Working for low-wages not only leaves working families with not enough money to last the month, it also means they go without their basic needs met. According Shelved: How Wages and Working Conditions for California’s Food Retail Workers have Declined as the Industry has Thrived, authored by Saru Jayaraman of U.C. Berkeley’s Food Labor Research Center and co-founder/co-director of Restaurant Opportunities Centers United and U.C. Davis Associate Professor of Community and Regional Development Chris Benner, many low-income workers in the retail industry and food retail industry were paid so little that they were unable to afford enough food to prevent hunger for them and their family.
While low-wages is the major driver of working poverty in California, the lack of fair scheduling contributes to the problem. According to a study conducted by the University of Chicago, just 59 percent of early-career workers in hourly jobs were notified of their work schedule more than 7 days in advance.

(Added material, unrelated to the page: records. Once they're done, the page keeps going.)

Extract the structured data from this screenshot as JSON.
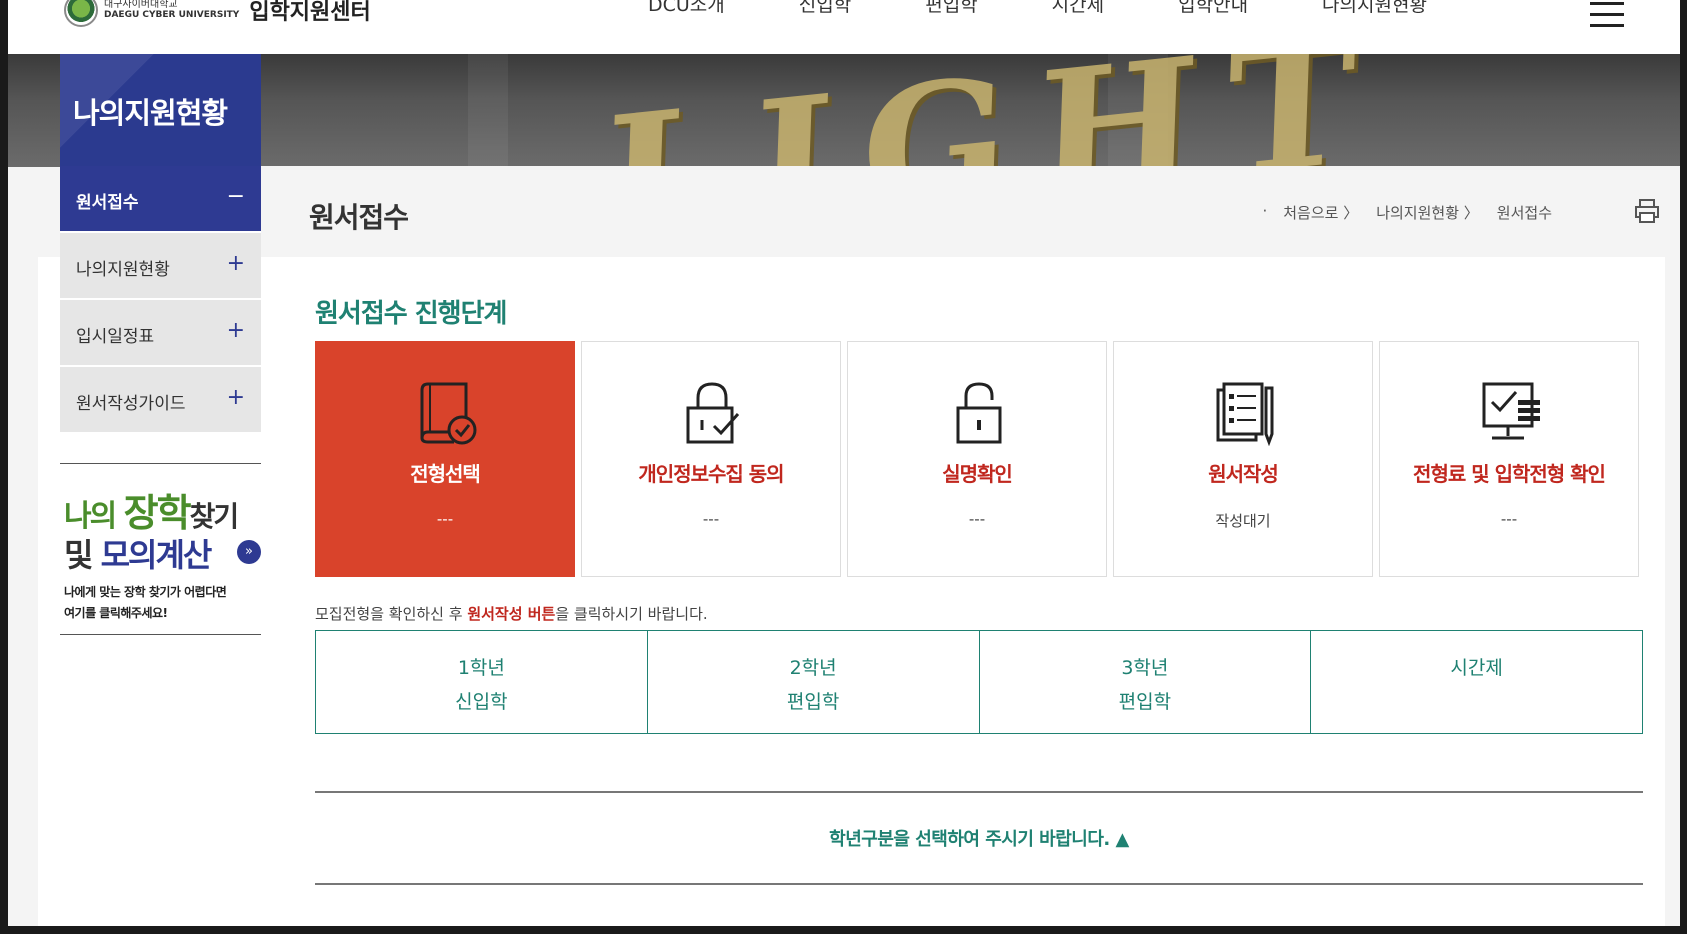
{
  "header": {
    "logo_small_1": "대구사이버대학교",
    "logo_small_2": "DAEGU CYBER UNIVERSITY",
    "logo_title": "입학지원센터",
    "nav": [
      "DCU소개",
      "신입학",
      "편입학",
      "시간제",
      "입학안내",
      "나의지원현황"
    ]
  },
  "banner": {
    "sign_text": "LIGHT"
  },
  "sidebar": {
    "title": "나의지원현황",
    "items": [
      {
        "label": "원서접수",
        "toggle": "−"
      },
      {
        "label": "나의지원현황",
        "toggle": "+"
      },
      {
        "label": "입시일정표",
        "toggle": "+"
      },
      {
        "label": "원서작성가이드",
        "toggle": "+"
      }
    ],
    "promo": {
      "line1_a": "나의 ",
      "line1_b": "장학",
      "line1_c": "찾기",
      "line2_a": "및 ",
      "line2_b": "모의계산",
      "arrow": "»",
      "desc1": "나에게 맞는 장학 찾기가 어렵다면",
      "desc2": "여기를 클릭해주세요!"
    }
  },
  "main": {
    "page_title": "원서접수",
    "breadcrumb": [
      "처음으로",
      "나의지원현황",
      "원서접수"
    ],
    "section_title": "원서접수 진행단계",
    "steps": [
      {
        "name": "전형선택",
        "state": "---"
      },
      {
        "name": "개인정보수집 동의",
        "state": "---"
      },
      {
        "name": "실명확인",
        "state": "---"
      },
      {
        "name": "원서작성",
        "state": "작성대기"
      },
      {
        "name": "전형료 및 입학전형 확인",
        "state": "---"
      }
    ],
    "notice_a": "모집전형을 확인하신 후 ",
    "notice_hl": "원서작성 버튼",
    "notice_b": "을 클릭하시기 바랍니다.",
    "grades": [
      {
        "line1": "1학년",
        "line2": "신입학"
      },
      {
        "line1": "2학년",
        "line2": "편입학"
      },
      {
        "line1": "3학년",
        "line2": "편입학"
      },
      {
        "line1": "시간제",
        "line2": ""
      }
    ],
    "select_message": "학년구분을 선택하여 주시기 바랍니다. ▲"
  },
  "colors": {
    "primary_blue": "#2e3a92",
    "accent_red": "#d9432b",
    "teal": "#1f8172"
  }
}
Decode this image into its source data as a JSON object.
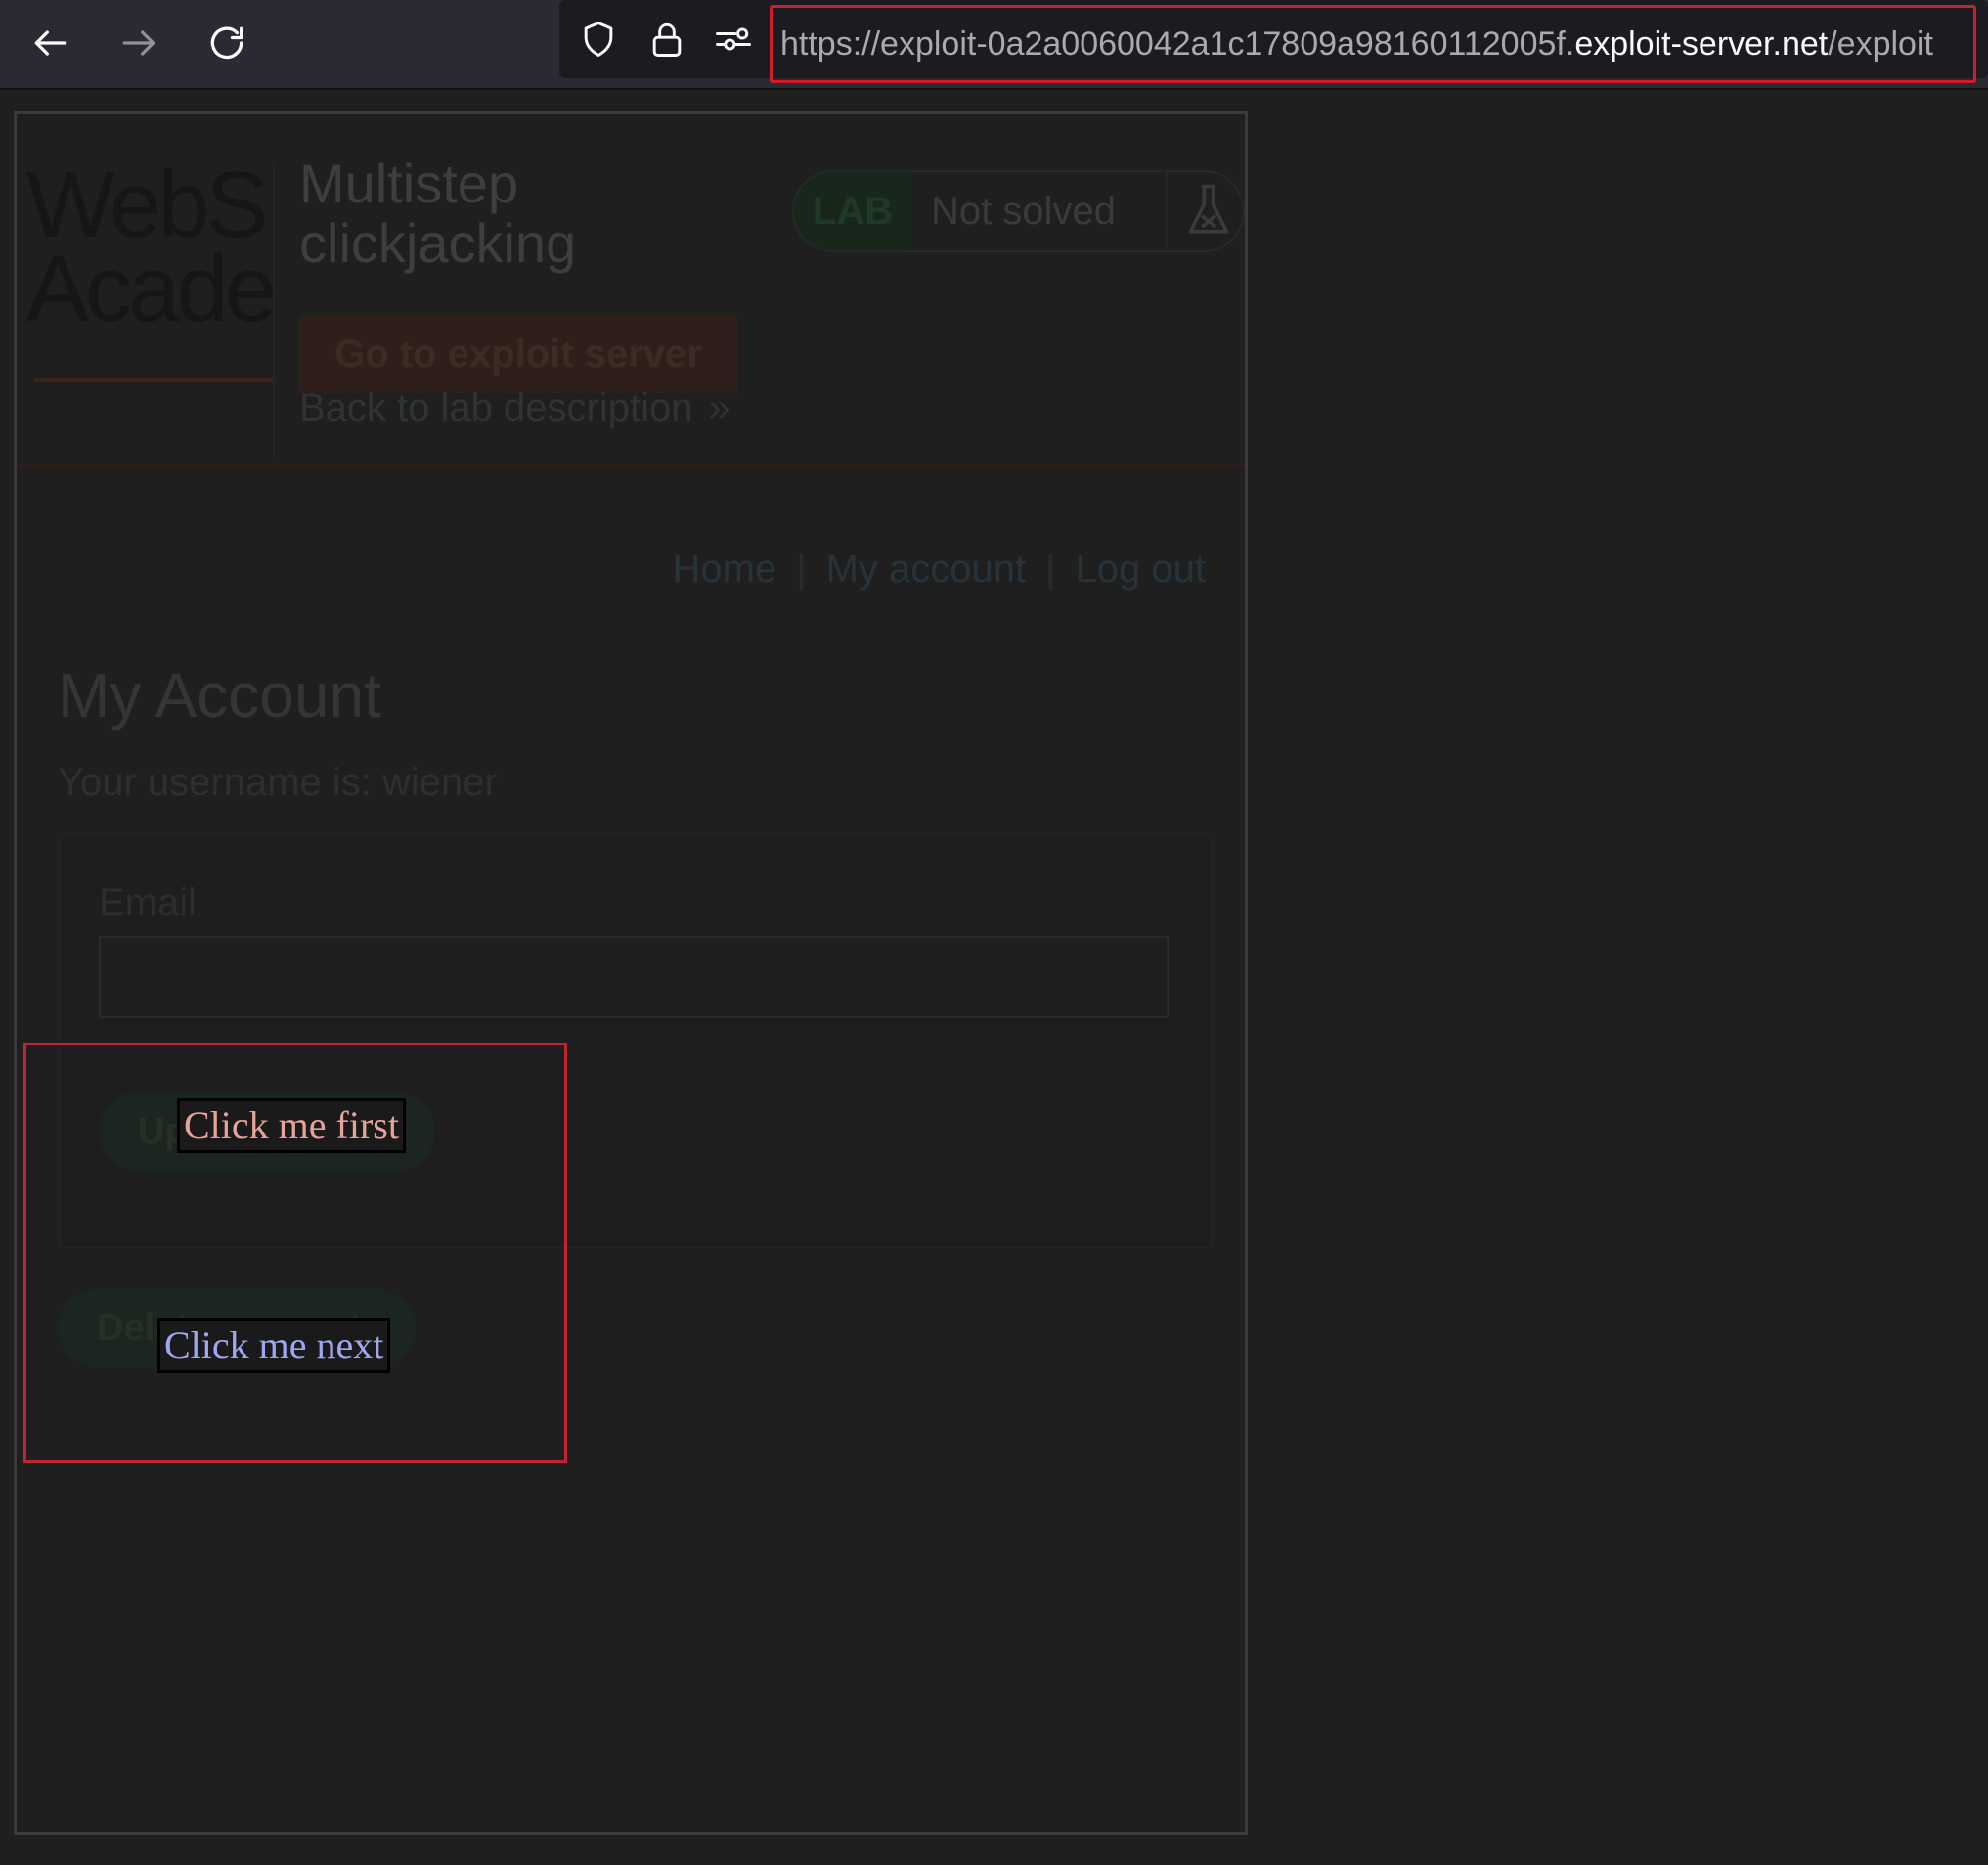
{
  "browser": {
    "url_prefix": "https://exploit-0a2a0060042a1c17809a98160112005f.",
    "url_domain": "exploit-server.net",
    "url_path": "/exploit",
    "icons": [
      "back-arrow-icon",
      "forward-arrow-icon",
      "reload-icon",
      "shield-icon",
      "lock-icon",
      "permissions-icon"
    ]
  },
  "lab": {
    "logo_text_1": "WebS",
    "logo_text_2": "Acade",
    "title": "Multistep clickjacking",
    "badge_label": "LAB",
    "status": "Not solved",
    "exploit_button": "Go to exploit server",
    "back_link": "Back to lab description"
  },
  "nav": {
    "home": "Home",
    "separator": "|",
    "my_account": "My account",
    "log_out": "Log out"
  },
  "account": {
    "heading": "My Account",
    "username_text": "Your username is: wiener",
    "email_label": "Email",
    "update_button": "Update email",
    "delete_button": "Delete account"
  },
  "decoys": {
    "first": "Click me first",
    "next": "Click me next"
  },
  "colors": {
    "highlight": "#c4232f",
    "decoy_first": "#e6a39a",
    "decoy_next": "#9ea8f2"
  }
}
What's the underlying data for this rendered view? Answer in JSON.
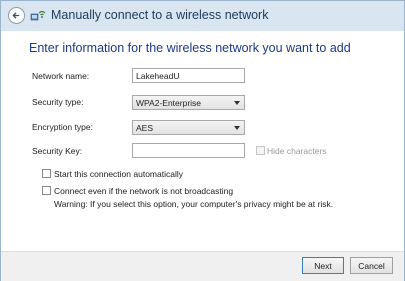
{
  "window": {
    "title": "Manually connect to a wireless network",
    "heading": "Enter information for the wireless network you want to add"
  },
  "form": {
    "network_name_label": "Network name:",
    "network_name_value": "LakeheadU",
    "security_type_label": "Security type:",
    "security_type_value": "WPA2-Enterprise",
    "encryption_type_label": "Encryption type:",
    "encryption_type_value": "AES",
    "security_key_label": "Security Key:",
    "security_key_value": "",
    "hide_characters_label": "Hide characters"
  },
  "options": {
    "start_auto_label": "Start this connection automatically",
    "connect_even_label": "Connect even if the network is not broadcasting",
    "warning_text": "Warning: If you select this option, your computer's privacy might be at risk."
  },
  "buttons": {
    "next_label": "Next",
    "cancel_label": "Cancel"
  },
  "icons": {
    "back": "back-arrow-icon",
    "network": "wireless-network-icon"
  },
  "colors": {
    "titlebar_bg": "#d9e6f2",
    "heading_text": "#1e3a8a",
    "default_button_border": "#3c7fb1"
  }
}
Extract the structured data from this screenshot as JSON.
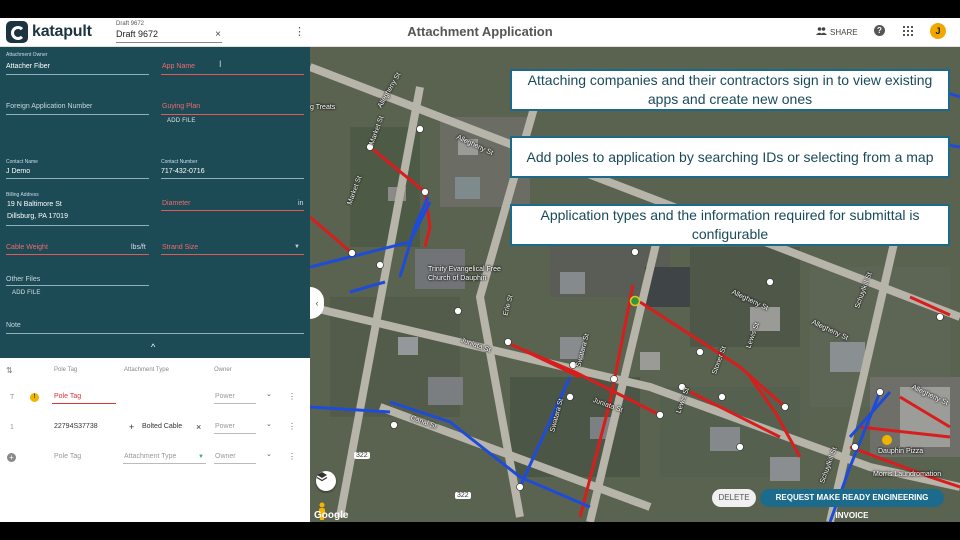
{
  "header": {
    "logo_text": "katapult",
    "draft_label": "Draft 9672",
    "draft_value": "Draft 9672",
    "clear_icon": "×",
    "menu_icon": "⋮",
    "title": "Attachment Application",
    "share_label": "SHARE",
    "help_icon": "?",
    "avatar_initial": "J"
  },
  "form": {
    "attachment_owner": {
      "label": "Attachment Owner",
      "value": "Attacher Fiber"
    },
    "app_name": {
      "placeholder": "App Name"
    },
    "foreign_app_number": {
      "placeholder": "Foreign Application Number"
    },
    "guying_plan": {
      "placeholder": "Guying Plan",
      "add_file": "ADD FILE"
    },
    "contact_name": {
      "label": "Contact Name",
      "value": "J Demo"
    },
    "contact_number": {
      "label": "Contact Number",
      "value": "717-432-0716"
    },
    "billing_address": {
      "label": "Billing Address",
      "line1": "19 N Baltimore St",
      "line2": "Dillsburg, PA 17019"
    },
    "diameter": {
      "placeholder": "Diameter",
      "unit": "in"
    },
    "cable_weight": {
      "placeholder": "Cable Weight",
      "unit": "lbs/ft"
    },
    "strand_size": {
      "placeholder": "Strand Size"
    },
    "other_files": {
      "placeholder": "Other Files",
      "add_file": "ADD FILE"
    },
    "note": {
      "placeholder": "Note"
    },
    "collapse_icon": "^"
  },
  "table": {
    "headers": {
      "sort": "⇅",
      "pole_tag": "Pole Tag",
      "attachment_type": "Attachment Type",
      "owner": "Owner"
    },
    "rows": [
      {
        "index": "T",
        "warning": "!",
        "pole_tag": "Pole Tag",
        "attachment_type": "",
        "owner": "Power"
      },
      {
        "index": "1",
        "pole_tag": "22794S37738",
        "add_icon": "+",
        "attachment_type": "Bolted Cable",
        "remove_icon": "×",
        "owner": "Power"
      },
      {
        "add_icon": "+",
        "pole_tag": "Pole Tag",
        "attachment_type": "Attachment Type",
        "owner": "Owner"
      }
    ],
    "row_menu_icon": "⋮",
    "chevron_icon": "⌄"
  },
  "map": {
    "callouts": [
      "Attaching companies and their contractors sign in to view existing apps and create new ones",
      "Add poles to application by searching IDs or selecting from a map",
      "Application types and the information required for submittal is configurable"
    ],
    "collapse_icon": "‹",
    "google_label": "Google",
    "delete_label": "DELETE",
    "request_label": "REQUEST MAKE READY ENGINEERING INVOICE",
    "labels": {
      "church": "Trinity Evangelical Free Church of Dauphin",
      "pizza": "Dauphin Pizza",
      "laundromat": "Morris Laundromation",
      "treats": "g Treats",
      "allegheny": "Allegheny St",
      "market": "Market St",
      "juniata": "Juniata St",
      "canal": "Canal St",
      "erie": "Erie St",
      "schuylkill": "Schuylkill St",
      "lewis": "Lewis St",
      "stoner": "Stoner St",
      "swatara": "Swatara St",
      "route": "322"
    }
  }
}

This lack of schedule accountability of employers leaves their employees unable to utilize strategies necessary to climb out of poverty, like taking on a second job or enrolling in educational or training certification courses.
What’s more, when worker schedules are not predictable, workers experience more stress at work and at home and workers who are also family caregivers are less able to maintain steady employment. According to a report co-authored by the Center for Law and Social Policy, lacking the right to predictable scheduling increases family instability and contributes to poor school performance among children in working families. One report of the retail industry found that more than half of family caregivers in the retail industry must be available for on-call shifts, forcing them to arrange for child or elder care at the last minute and to rely on substandard care or none at all.
When workers’ income falls short, or they lose a job because they were unable to meet on-call work demands, they are often forced to seek food or basic needs assistance through California’s safety-net programs. In fact, according to the Center on Budget and Policy Priorities, 42% of food stamp recipients live in working families. Ironically, these workers face additional barriers when they apply because of their inability to schedule unpaid time off necessary to attend to the paperwork and requisite interviews.
California can and should to better for hourly workers and their families. By passing the Fair Scheduling Act, introduced today by Assemblymember David Chiu (D-San Francisco) and Assemblymember Shirley Weber (D-San Diego), workers throughout the state will be given the decency of knowing their schedules two weeks in advance, being paid for work hours lost due to a last minute schedule changes, and the right to schedule un-paid time off in order to attend to applications for public assistance benefits when their wages fall short. Western Center on Law and Poverty is proud to join the United Food and Commercial Workers Western States Counsel to support this common sense bill to establish the right of workers to schedule ahead to keep them from falling behind.